The contrasts in the band’s approach to online marketing can also be found in the music itself, with high-energy, videogame-esque instrumentals forming the backdrop to lyrics that are complex, verbose and incredibly dark. “As they stop to look at her they won’t look further/like it’s not a murder, it’s an inevitable tragedy/the bloody hands of all the heartless fuckers/who emotionally fucked her to monetize her suffering/flipping through a spiral notebook for some, sad hopeless words to turn into a liturgy,” McClendon writes on ‘Bedroom Community’ against a sea of rising synths. They tell me that “there’s this dissonance between dark lyrics and these peppy instrumentals sometimes. There’s sort of a sarcasm in the instrumental.” 

White adds: “I don’t think there’s a nihilist view in our music – it’s almost the opposite, where it’s caring almost to the point of it feeling overwhelming,” exemplifying what seems to be the entire Glass Beach ethos: using irony as a tool to achieve hyper-sincerity. 

Musically, the band cites their influences as Jeff Rosenstock, The Brave Little Abacus and They Might Be Giants, but refuse to be pinned down to any one genre. “The short answer for me has always been post-emo, but the long answer is queer-synth-punk with jazz and video game, anime influences,” says Smith, only somewhat jokingly. McClendon explains that “genre doesn’t really mean the same thing now that it used to – it’s more of just a surface-level descriptor of the aesthetic of it than any connection to a place or a scene or anything like that. Even with us: our scene is online, it’s not connected to any one place or any one sound. I feel like the internet is a big part of genreless music and the move towards genreless music because now there are very few actual barriers separating you from getting into a genre outside of what you’re used to. I think more and more people are branching out now and when you listen to more kinds of music, you make music that is really diverse-sounding.”

A life spent online shines very clearly through on the first glass beach album, written in a language that, while incredibly catchy and memorable, is almost unintelligible to the uninitiated – to truly appreciate these songs requires an osmosis of the internet consumed by the current generation of music fans. Every word feels like it was meant only for the ears of the bedroom community that they sing so passionately about, a community that gave Glass Beach life. “I’m just so excited to find other people who like our music and I wanna talk to them and see what they have to say,” says White. “One of my favourite tweets that I’ve ever seen about the band somebody tweeted yesterday. They said, ‘my gender is the four ascending notes of the beginning of ‘Bedroom Community’.”

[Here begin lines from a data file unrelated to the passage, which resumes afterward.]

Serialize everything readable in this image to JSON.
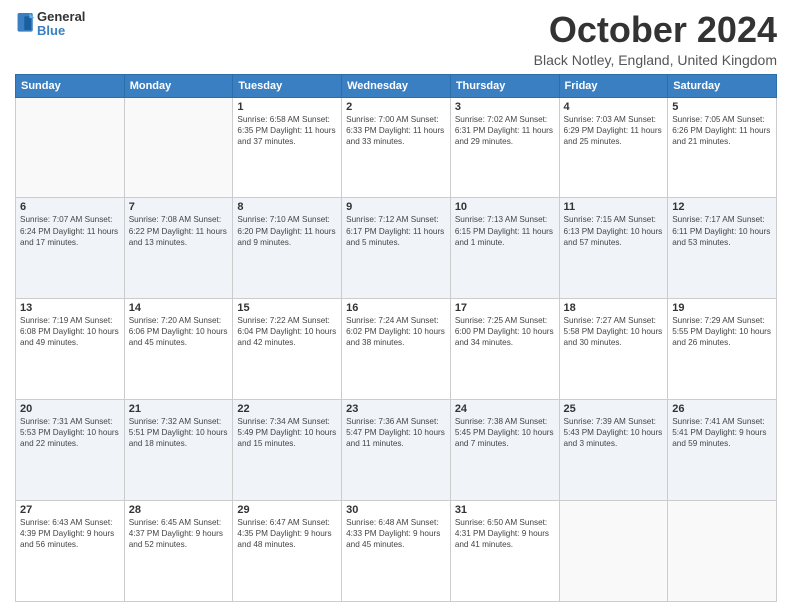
{
  "header": {
    "logo_general": "General",
    "logo_blue": "Blue",
    "month_title": "October 2024",
    "subtitle": "Black Notley, England, United Kingdom"
  },
  "weekdays": [
    "Sunday",
    "Monday",
    "Tuesday",
    "Wednesday",
    "Thursday",
    "Friday",
    "Saturday"
  ],
  "weeks": [
    [
      {
        "day": "",
        "info": ""
      },
      {
        "day": "",
        "info": ""
      },
      {
        "day": "1",
        "info": "Sunrise: 6:58 AM\nSunset: 6:35 PM\nDaylight: 11 hours and 37 minutes."
      },
      {
        "day": "2",
        "info": "Sunrise: 7:00 AM\nSunset: 6:33 PM\nDaylight: 11 hours and 33 minutes."
      },
      {
        "day": "3",
        "info": "Sunrise: 7:02 AM\nSunset: 6:31 PM\nDaylight: 11 hours and 29 minutes."
      },
      {
        "day": "4",
        "info": "Sunrise: 7:03 AM\nSunset: 6:29 PM\nDaylight: 11 hours and 25 minutes."
      },
      {
        "day": "5",
        "info": "Sunrise: 7:05 AM\nSunset: 6:26 PM\nDaylight: 11 hours and 21 minutes."
      }
    ],
    [
      {
        "day": "6",
        "info": "Sunrise: 7:07 AM\nSunset: 6:24 PM\nDaylight: 11 hours and 17 minutes."
      },
      {
        "day": "7",
        "info": "Sunrise: 7:08 AM\nSunset: 6:22 PM\nDaylight: 11 hours and 13 minutes."
      },
      {
        "day": "8",
        "info": "Sunrise: 7:10 AM\nSunset: 6:20 PM\nDaylight: 11 hours and 9 minutes."
      },
      {
        "day": "9",
        "info": "Sunrise: 7:12 AM\nSunset: 6:17 PM\nDaylight: 11 hours and 5 minutes."
      },
      {
        "day": "10",
        "info": "Sunrise: 7:13 AM\nSunset: 6:15 PM\nDaylight: 11 hours and 1 minute."
      },
      {
        "day": "11",
        "info": "Sunrise: 7:15 AM\nSunset: 6:13 PM\nDaylight: 10 hours and 57 minutes."
      },
      {
        "day": "12",
        "info": "Sunrise: 7:17 AM\nSunset: 6:11 PM\nDaylight: 10 hours and 53 minutes."
      }
    ],
    [
      {
        "day": "13",
        "info": "Sunrise: 7:19 AM\nSunset: 6:08 PM\nDaylight: 10 hours and 49 minutes."
      },
      {
        "day": "14",
        "info": "Sunrise: 7:20 AM\nSunset: 6:06 PM\nDaylight: 10 hours and 45 minutes."
      },
      {
        "day": "15",
        "info": "Sunrise: 7:22 AM\nSunset: 6:04 PM\nDaylight: 10 hours and 42 minutes."
      },
      {
        "day": "16",
        "info": "Sunrise: 7:24 AM\nSunset: 6:02 PM\nDaylight: 10 hours and 38 minutes."
      },
      {
        "day": "17",
        "info": "Sunrise: 7:25 AM\nSunset: 6:00 PM\nDaylight: 10 hours and 34 minutes."
      },
      {
        "day": "18",
        "info": "Sunrise: 7:27 AM\nSunset: 5:58 PM\nDaylight: 10 hours and 30 minutes."
      },
      {
        "day": "19",
        "info": "Sunrise: 7:29 AM\nSunset: 5:55 PM\nDaylight: 10 hours and 26 minutes."
      }
    ],
    [
      {
        "day": "20",
        "info": "Sunrise: 7:31 AM\nSunset: 5:53 PM\nDaylight: 10 hours and 22 minutes."
      },
      {
        "day": "21",
        "info": "Sunrise: 7:32 AM\nSunset: 5:51 PM\nDaylight: 10 hours and 18 minutes."
      },
      {
        "day": "22",
        "info": "Sunrise: 7:34 AM\nSunset: 5:49 PM\nDaylight: 10 hours and 15 minutes."
      },
      {
        "day": "23",
        "info": "Sunrise: 7:36 AM\nSunset: 5:47 PM\nDaylight: 10 hours and 11 minutes."
      },
      {
        "day": "24",
        "info": "Sunrise: 7:38 AM\nSunset: 5:45 PM\nDaylight: 10 hours and 7 minutes."
      },
      {
        "day": "25",
        "info": "Sunrise: 7:39 AM\nSunset: 5:43 PM\nDaylight: 10 hours and 3 minutes."
      },
      {
        "day": "26",
        "info": "Sunrise: 7:41 AM\nSunset: 5:41 PM\nDaylight: 9 hours and 59 minutes."
      }
    ],
    [
      {
        "day": "27",
        "info": "Sunrise: 6:43 AM\nSunset: 4:39 PM\nDaylight: 9 hours and 56 minutes."
      },
      {
        "day": "28",
        "info": "Sunrise: 6:45 AM\nSunset: 4:37 PM\nDaylight: 9 hours and 52 minutes."
      },
      {
        "day": "29",
        "info": "Sunrise: 6:47 AM\nSunset: 4:35 PM\nDaylight: 9 hours and 48 minutes."
      },
      {
        "day": "30",
        "info": "Sunrise: 6:48 AM\nSunset: 4:33 PM\nDaylight: 9 hours and 45 minutes."
      },
      {
        "day": "31",
        "info": "Sunrise: 6:50 AM\nSunset: 4:31 PM\nDaylight: 9 hours and 41 minutes."
      },
      {
        "day": "",
        "info": ""
      },
      {
        "day": "",
        "info": ""
      }
    ]
  ]
}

But of course, not every bedroom community is a good one. Trawl through 4Chan and Reddit’s alt-right message boards, or join an incel Facebook group, and you will find masses of angry, violent kids who have sought each other out in the dark, feeding off each other and fostering truly evil ideologies. They all hide behind thin veneers of irony, their deep-fried memes concealing hatred, each ‘joke’ radicalising them more and more until eventually, they take the joke too far. “I think a lot of people as online as us have been very wrapped up in irony as a way of detaching themselves from the things that they like or whatever for fear of being judged,” McClendon explains. “I think we’ve seen how irony can be used as a bad thing… how people can use irony to express sincerity in a bad way, like people who are actually racist being like ‘I’m just racist as a joke’. But I think that same sort of thing has potential to be used in a good way. You can get people to care about things ironically and turn it into sincerity – just being positive as a joke can make [people be] more positive.”

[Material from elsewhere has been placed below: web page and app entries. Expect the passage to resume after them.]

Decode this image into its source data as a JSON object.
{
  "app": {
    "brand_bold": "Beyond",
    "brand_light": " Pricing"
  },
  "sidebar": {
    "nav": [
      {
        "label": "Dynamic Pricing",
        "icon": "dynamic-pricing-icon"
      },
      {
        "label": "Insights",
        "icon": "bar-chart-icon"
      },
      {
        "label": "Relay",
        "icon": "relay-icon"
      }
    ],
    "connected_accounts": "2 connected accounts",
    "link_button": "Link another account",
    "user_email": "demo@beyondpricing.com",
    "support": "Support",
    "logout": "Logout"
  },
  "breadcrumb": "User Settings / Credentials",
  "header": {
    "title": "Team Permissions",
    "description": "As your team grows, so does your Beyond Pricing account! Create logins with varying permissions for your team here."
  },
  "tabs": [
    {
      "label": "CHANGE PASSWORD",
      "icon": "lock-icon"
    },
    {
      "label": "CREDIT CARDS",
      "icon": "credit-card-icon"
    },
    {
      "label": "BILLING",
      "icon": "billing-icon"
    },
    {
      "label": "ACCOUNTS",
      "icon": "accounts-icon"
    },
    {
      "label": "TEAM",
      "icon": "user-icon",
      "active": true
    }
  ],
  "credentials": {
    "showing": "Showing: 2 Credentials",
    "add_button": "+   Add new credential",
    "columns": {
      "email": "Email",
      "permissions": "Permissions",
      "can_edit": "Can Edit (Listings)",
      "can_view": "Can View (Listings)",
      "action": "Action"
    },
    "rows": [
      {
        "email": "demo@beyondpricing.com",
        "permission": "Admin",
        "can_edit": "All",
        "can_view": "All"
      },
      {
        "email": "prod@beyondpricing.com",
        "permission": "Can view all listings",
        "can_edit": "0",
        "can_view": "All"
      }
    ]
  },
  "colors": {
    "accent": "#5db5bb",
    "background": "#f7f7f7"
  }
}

So if Glass Beach are ironic, it is only ever as a force of good, creating a community of fans who are genuinely passionate and empathetic towards each other by using the methods of those that occupy the deepest and darkest corners of the internet. Their songs are the nursery rhymes of the online generation, happy melodies disguising a darker inside – online they are the opposite, using a perceived detachment to convince disillusioned teenagers to let a little bit of positivity into their lives.